Andrew Kestler the Director of Operations for Marsy’s Law for Ohio paid a visit to the Village of Enon Council meeting recently seeking support from this and other local government leaders for Issue 1 on the November 7, 2017 ballot.
Issue 1 is an opportunity for voters in Ohio to grant “basic constitutional rights to crime victims” explained Kestler. He noted that if approved, victims of violent crimes would have the right to be treated with “respect, fairness and dignity” during the criminal justice process. Kestler stated that had this law been in effect, the woman who was shot along with her coworker and the local police chief might be alive today.
The law would require that victims of crime could receive information and notification in a timely manner regarding major proceedings and developments in their case. They would be able to be present at court hearings and meet with prosecutors to have input before a plea deal is completed. They would also be heard at plea and sentence proceedings or any process that might grant their offenders release from the system. They would also have the right to seek restitution.

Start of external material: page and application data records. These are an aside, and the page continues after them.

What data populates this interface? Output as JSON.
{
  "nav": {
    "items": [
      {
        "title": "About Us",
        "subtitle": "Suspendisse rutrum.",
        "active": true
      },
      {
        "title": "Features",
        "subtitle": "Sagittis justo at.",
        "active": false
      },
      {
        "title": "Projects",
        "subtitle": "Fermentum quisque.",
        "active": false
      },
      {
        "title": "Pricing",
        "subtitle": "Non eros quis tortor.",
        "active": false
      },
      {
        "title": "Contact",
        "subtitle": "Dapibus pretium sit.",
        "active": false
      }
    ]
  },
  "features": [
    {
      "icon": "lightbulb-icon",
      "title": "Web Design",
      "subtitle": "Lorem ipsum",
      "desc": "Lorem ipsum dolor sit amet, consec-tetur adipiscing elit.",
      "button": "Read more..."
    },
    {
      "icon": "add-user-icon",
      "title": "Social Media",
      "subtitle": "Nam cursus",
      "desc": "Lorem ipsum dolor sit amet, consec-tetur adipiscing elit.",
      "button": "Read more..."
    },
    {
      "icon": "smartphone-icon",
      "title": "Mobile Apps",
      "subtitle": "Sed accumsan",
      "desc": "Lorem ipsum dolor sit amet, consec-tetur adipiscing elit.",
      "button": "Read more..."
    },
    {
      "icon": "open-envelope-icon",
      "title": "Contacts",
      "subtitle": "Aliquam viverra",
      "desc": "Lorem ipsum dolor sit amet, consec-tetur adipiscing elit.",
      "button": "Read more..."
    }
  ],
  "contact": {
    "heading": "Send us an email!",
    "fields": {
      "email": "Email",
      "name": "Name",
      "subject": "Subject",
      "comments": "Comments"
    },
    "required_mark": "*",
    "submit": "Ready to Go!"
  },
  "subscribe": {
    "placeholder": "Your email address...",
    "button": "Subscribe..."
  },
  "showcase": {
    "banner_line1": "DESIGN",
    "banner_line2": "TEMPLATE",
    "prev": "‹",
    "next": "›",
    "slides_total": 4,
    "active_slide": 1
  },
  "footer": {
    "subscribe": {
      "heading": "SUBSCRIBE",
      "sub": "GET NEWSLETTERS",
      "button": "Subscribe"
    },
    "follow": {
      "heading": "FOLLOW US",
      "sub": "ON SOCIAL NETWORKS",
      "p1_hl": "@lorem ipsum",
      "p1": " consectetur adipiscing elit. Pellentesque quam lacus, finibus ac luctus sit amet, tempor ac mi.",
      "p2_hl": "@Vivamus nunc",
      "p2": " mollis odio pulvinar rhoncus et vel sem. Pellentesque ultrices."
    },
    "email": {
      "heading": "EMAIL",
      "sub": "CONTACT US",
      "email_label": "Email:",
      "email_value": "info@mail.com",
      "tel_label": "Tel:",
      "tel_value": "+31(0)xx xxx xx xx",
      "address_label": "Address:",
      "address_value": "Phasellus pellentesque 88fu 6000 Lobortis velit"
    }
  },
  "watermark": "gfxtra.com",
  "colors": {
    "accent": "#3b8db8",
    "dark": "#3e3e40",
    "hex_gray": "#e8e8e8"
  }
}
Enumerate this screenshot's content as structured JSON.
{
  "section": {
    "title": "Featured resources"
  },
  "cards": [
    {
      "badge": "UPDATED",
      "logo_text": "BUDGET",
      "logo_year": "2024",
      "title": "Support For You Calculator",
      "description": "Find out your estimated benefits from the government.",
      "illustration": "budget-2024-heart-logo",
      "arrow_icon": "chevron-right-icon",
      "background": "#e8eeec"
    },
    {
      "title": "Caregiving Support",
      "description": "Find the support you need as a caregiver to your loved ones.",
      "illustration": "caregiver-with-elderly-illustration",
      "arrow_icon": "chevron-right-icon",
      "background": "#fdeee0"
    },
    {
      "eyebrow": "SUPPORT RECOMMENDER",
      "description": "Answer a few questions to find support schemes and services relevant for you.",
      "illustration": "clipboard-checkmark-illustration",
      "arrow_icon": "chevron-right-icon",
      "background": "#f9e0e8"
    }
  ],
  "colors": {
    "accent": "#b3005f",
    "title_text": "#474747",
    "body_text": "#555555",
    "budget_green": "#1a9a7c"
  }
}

The law would not impact on the rights of those who are accused of a crime. It would instead give victims the same rights as the accused. The victim would not become a party to the case which means their role in a case would not change. It would also not delay the process in the judicial system.
Kestler noted that the law has been endorsed by over 300 elected officials statewide including Attorney General Mike DeWine. The FOP and other law enforcement organizations also endorse this Constitutional Law which would have more standing in the State of Ohio.
Kestler has been making the rounds of public meetings asking local government officials to show their support of the ballot issue. He also hoped to provide information to the local elected officials who may not have had the opportunity to become familiar with the proposed changes for victims rights.
Efforts are also underway in Kentucky, Georgia, Nevada, North Carolina, Wisconsin, Idaho, Oklahoma and Maine to extend these rights to vitims of crime. The law is named after a student who was stalked and killed by her ex-boyfriend in 1983. A week after her death, her mother and brother were confronted by her accused murderer. The family had no notification that he had been released from jail.
North Dakota, South Dakota, Illinois, Montana and California have already passed the law. Ohio is one of 15 states that does not currently provide this information to victims of crime or their families.